Each time you interview someone in the studio, repurpose this content for the website and/or a podcast. This allows the person you interviewed to share that page with people that didn’t get a chance to hear it live.
12) Client-Created Content
Your clients are (hopefully) experts in their fields. So, have them create content for your website. The AC client you’re running during the summer months might be happy to provide a few sentences on AC maintenance as long as his business is mentioned several times throughout the article.
The tax professional might write a few sentences on what common deductions most people miss.
The local baker could write about a secret tool they use in the kitchen.

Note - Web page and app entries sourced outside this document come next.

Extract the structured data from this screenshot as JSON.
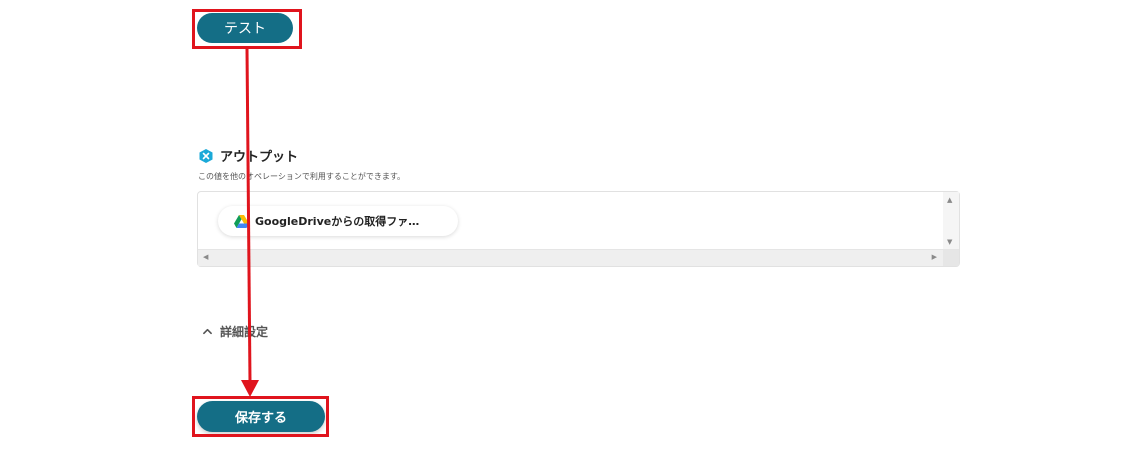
{
  "buttons": {
    "test_label": "テスト",
    "save_label": "保存する"
  },
  "output": {
    "title": "アウトプット",
    "description": "この値を他のオペレーションで利用することができます。",
    "chip_label": "GoogleDriveからの取得ファ…",
    "chip_icon": "google-drive-icon"
  },
  "advanced": {
    "label": "詳細設定",
    "icon": "chevron-up-icon"
  },
  "colors": {
    "button_bg": "#146e86",
    "highlight": "#e0141d",
    "output_icon": "#1aa9d8"
  }
}
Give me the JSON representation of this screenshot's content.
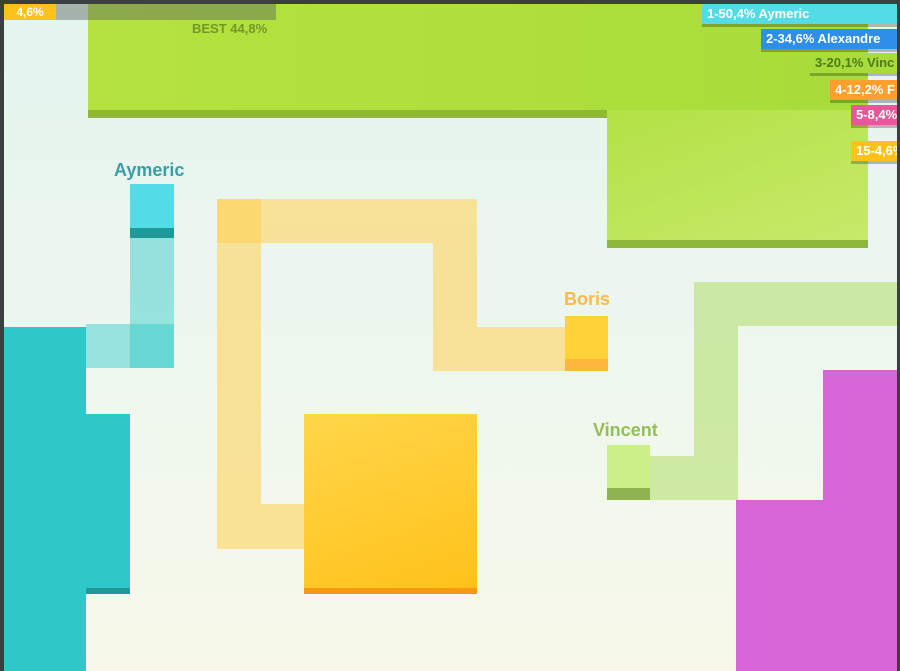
{
  "hud": {
    "my_percent": "4,6%",
    "best_label": "BEST 44,8%"
  },
  "leaderboard": [
    {
      "text": "1-50,4% Aymeric",
      "color": "#53dbe6"
    },
    {
      "text": "2-34,6% Alexandre",
      "color": "#2f8fe8"
    },
    {
      "text": "3-20,1% Vinc",
      "color": "#a8dc3a"
    },
    {
      "text": "4-12,2% F",
      "color": "#ff9f2e"
    },
    {
      "text": "5-8,4%",
      "color": "#e8579a"
    },
    {
      "text": "15-4,6%",
      "color": "#ffc21a"
    }
  ],
  "players": {
    "aymeric": {
      "name": "Aymeric",
      "color": "#27c6c6"
    },
    "boris": {
      "name": "Boris",
      "color": "#ffc21a"
    },
    "vincent": {
      "name": "Vincent",
      "color": "#9ccc3c"
    },
    "alexandre": {
      "color": "#2f8fe8"
    },
    "pink": {
      "color": "#d865d8"
    },
    "green_territory": {
      "color": "#a8dc3a"
    }
  }
}
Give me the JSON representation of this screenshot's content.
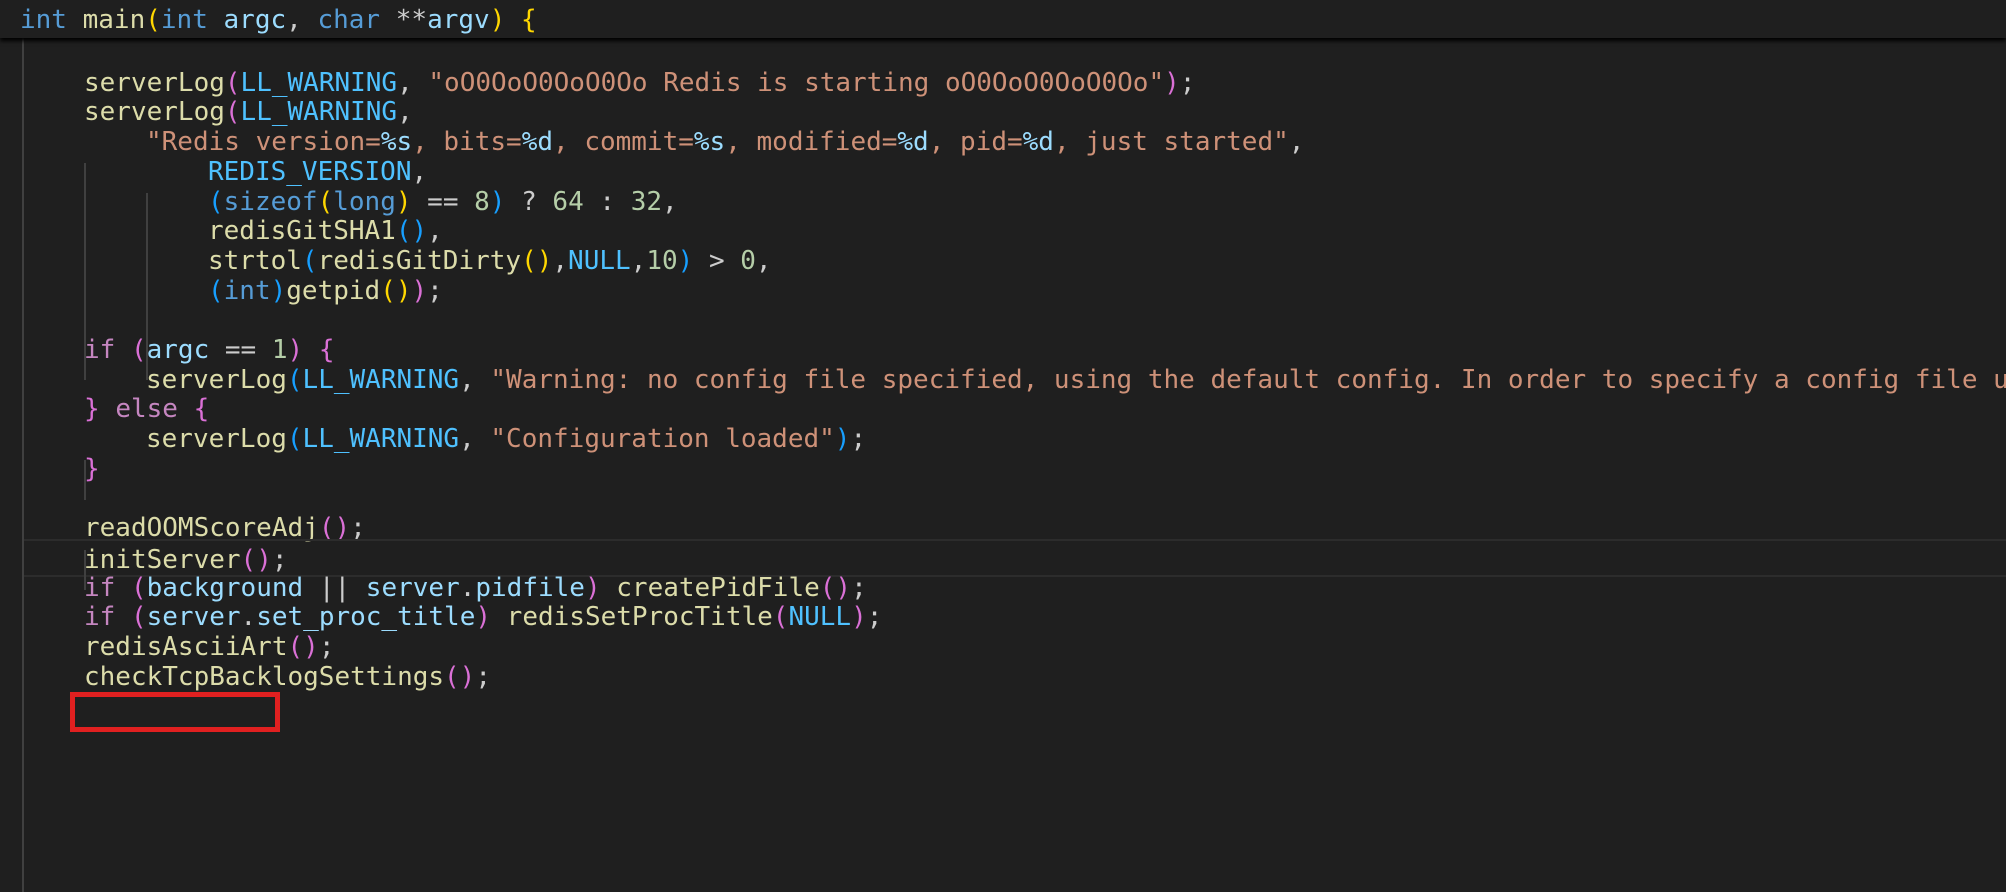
{
  "colors": {
    "background": "#1f1f1f",
    "keyword": "#569cd6",
    "control": "#c586c0",
    "function": "#dcdcaa",
    "variable": "#9cdcfe",
    "macro": "#4fc1ff",
    "string": "#ce9178",
    "number": "#b5cea8",
    "bracket_level_1": "#ffd700",
    "bracket_level_2": "#da70d6",
    "bracket_level_3": "#179fff",
    "highlight_box": "#e02020"
  },
  "sticky_header": [
    [
      "k",
      "int"
    ],
    [
      "p",
      " "
    ],
    [
      "f",
      "main"
    ],
    [
      "b1",
      "("
    ],
    [
      "k",
      "int"
    ],
    [
      "p",
      " "
    ],
    [
      "v",
      "argc"
    ],
    [
      "p",
      ", "
    ],
    [
      "k",
      "char"
    ],
    [
      "p",
      " **"
    ],
    [
      "v",
      "argv"
    ],
    [
      "b1",
      ")"
    ],
    [
      "p",
      " "
    ],
    [
      "b1",
      "{"
    ]
  ],
  "lines": [
    [],
    [
      [
        "f",
        "serverLog"
      ],
      [
        "b2",
        "("
      ],
      [
        "m",
        "LL_WARNING"
      ],
      [
        "p",
        ", "
      ],
      [
        "s",
        "\"oO0OoO0OoO0Oo Redis is starting oO0OoO0OoO0Oo\""
      ],
      [
        "b2",
        ")"
      ],
      [
        "p",
        ";"
      ]
    ],
    [
      [
        "f",
        "serverLog"
      ],
      [
        "b2",
        "("
      ],
      [
        "m",
        "LL_WARNING"
      ],
      [
        "p",
        ","
      ]
    ],
    [
      [
        "s",
        "\"Redis version="
      ],
      [
        "fm",
        "%s"
      ],
      [
        "s",
        ", bits="
      ],
      [
        "fm",
        "%d"
      ],
      [
        "s",
        ", commit="
      ],
      [
        "fm",
        "%s"
      ],
      [
        "s",
        ", modified="
      ],
      [
        "fm",
        "%d"
      ],
      [
        "s",
        ", pid="
      ],
      [
        "fm",
        "%d"
      ],
      [
        "s",
        ", just started\""
      ],
      [
        "p",
        ","
      ]
    ],
    [
      [
        "m",
        "REDIS_VERSION"
      ],
      [
        "p",
        ","
      ]
    ],
    [
      [
        "b3",
        "("
      ],
      [
        "k",
        "sizeof"
      ],
      [
        "b1",
        "("
      ],
      [
        "k",
        "long"
      ],
      [
        "b1",
        ")"
      ],
      [
        "p",
        " == "
      ],
      [
        "n",
        "8"
      ],
      [
        "b3",
        ")"
      ],
      [
        "p",
        " ? "
      ],
      [
        "n",
        "64"
      ],
      [
        "p",
        " : "
      ],
      [
        "n",
        "32"
      ],
      [
        "p",
        ","
      ]
    ],
    [
      [
        "f",
        "redisGitSHA1"
      ],
      [
        "b3",
        "()"
      ],
      [
        "p",
        ","
      ]
    ],
    [
      [
        "f",
        "strtol"
      ],
      [
        "b3",
        "("
      ],
      [
        "f",
        "redisGitDirty"
      ],
      [
        "b1",
        "()"
      ],
      [
        "p",
        ","
      ],
      [
        "m",
        "NULL"
      ],
      [
        "p",
        ","
      ],
      [
        "n",
        "10"
      ],
      [
        "b3",
        ")"
      ],
      [
        "p",
        " > "
      ],
      [
        "n",
        "0"
      ],
      [
        "p",
        ","
      ]
    ],
    [
      [
        "b3",
        "("
      ],
      [
        "k",
        "int"
      ],
      [
        "b3",
        ")"
      ],
      [
        "f",
        "getpid"
      ],
      [
        "b1",
        "()"
      ],
      [
        "b2",
        ")"
      ],
      [
        "p",
        ";"
      ]
    ],
    [],
    [
      [
        "c",
        "if"
      ],
      [
        "p",
        " "
      ],
      [
        "b2",
        "("
      ],
      [
        "v",
        "argc"
      ],
      [
        "p",
        " == "
      ],
      [
        "n",
        "1"
      ],
      [
        "b2",
        ")"
      ],
      [
        "p",
        " "
      ],
      [
        "b2",
        "{"
      ]
    ],
    [
      [
        "f",
        "serverLog"
      ],
      [
        "b3",
        "("
      ],
      [
        "m",
        "LL_WARNING"
      ],
      [
        "p",
        ", "
      ],
      [
        "s",
        "\"Warning: no config file specified, using the default config. In order to specify a config file use"
      ]
    ],
    [
      [
        "b2",
        "}"
      ],
      [
        "p",
        " "
      ],
      [
        "c",
        "else"
      ],
      [
        "p",
        " "
      ],
      [
        "b2",
        "{"
      ]
    ],
    [
      [
        "f",
        "serverLog"
      ],
      [
        "b3",
        "("
      ],
      [
        "m",
        "LL_WARNING"
      ],
      [
        "p",
        ", "
      ],
      [
        "s",
        "\"Configuration loaded\""
      ],
      [
        "b3",
        ")"
      ],
      [
        "p",
        ";"
      ]
    ],
    [
      [
        "b2",
        "}"
      ]
    ],
    [],
    [
      [
        "f",
        "readOOMScoreAdj"
      ],
      [
        "b2",
        "()"
      ],
      [
        "p",
        ";"
      ]
    ],
    [
      [
        "f",
        "initServer"
      ],
      [
        "b2",
        "()"
      ],
      [
        "p",
        ";"
      ]
    ],
    [
      [
        "c",
        "if"
      ],
      [
        "p",
        " "
      ],
      [
        "b2",
        "("
      ],
      [
        "v",
        "background"
      ],
      [
        "p",
        " || "
      ],
      [
        "v",
        "server"
      ],
      [
        "p",
        "."
      ],
      [
        "v",
        "pidfile"
      ],
      [
        "b2",
        ")"
      ],
      [
        "p",
        " "
      ],
      [
        "f",
        "createPidFile"
      ],
      [
        "b2",
        "()"
      ],
      [
        "p",
        ";"
      ]
    ],
    [
      [
        "c",
        "if"
      ],
      [
        "p",
        " "
      ],
      [
        "b2",
        "("
      ],
      [
        "v",
        "server"
      ],
      [
        "p",
        "."
      ],
      [
        "v",
        "set_proc_title"
      ],
      [
        "b2",
        ")"
      ],
      [
        "p",
        " "
      ],
      [
        "f",
        "redisSetProcTitle"
      ],
      [
        "b2",
        "("
      ],
      [
        "m",
        "NULL"
      ],
      [
        "b2",
        ")"
      ],
      [
        "p",
        ";"
      ]
    ],
    [
      [
        "f",
        "redisAsciiArt"
      ],
      [
        "b2",
        "()"
      ],
      [
        "p",
        ";"
      ]
    ],
    [
      [
        "f",
        "checkTcpBacklogSettings"
      ],
      [
        "b2",
        "()"
      ],
      [
        "p",
        ";"
      ]
    ]
  ]
}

An auto dealer might write about the best way to maintain your vehicle warranty.
What others can you think of?
Publishing content like this is much better for the client than them writing it on their own websites because it helps to set them apart as thought leaders and “go-to” people in your market. It’s likely more valuable long-term than any banner ad you could sell them.
* NEWLY ADDED *
13) __________ of the Day/Week
Have a local pet shelter that can provide a photo, name, and short story of one of their animals? This is great publicity for them and great for your station because it provides website content, something to talk about on-air, and a public file entry opportunity. Create a section of your website that has multiple “____ of the Day” entries. Sell entries on these pages to clients that come up with their own. “Bob’s Cars Deal of the Week”, “Flowers First Bouquet of the Day”, “Hank’s Meat Cut of the Day”, etc.
If you can’t be hyper-local providing everything that’s happening in your community, then be super-station. Stations have always been active in their communities, so let the homepage be an open door so that visitors can find how active we are. Continue to have an online component to everything the radio station is doing.
Once your website has this content, then it’s important to have a content marketing strategy in place. How will you share it with your listeners and followers? Make a plan to promote the website part of this content on-air, within your station newsletter, and share your posts and pages out to social media channels, Facebook groups, etc.
Can you think of any other content that a station with minimal staff could use on their websites? Please let us know, so we can update this list on our show notes page.
Need help moving the needle on your station website, reach out to us.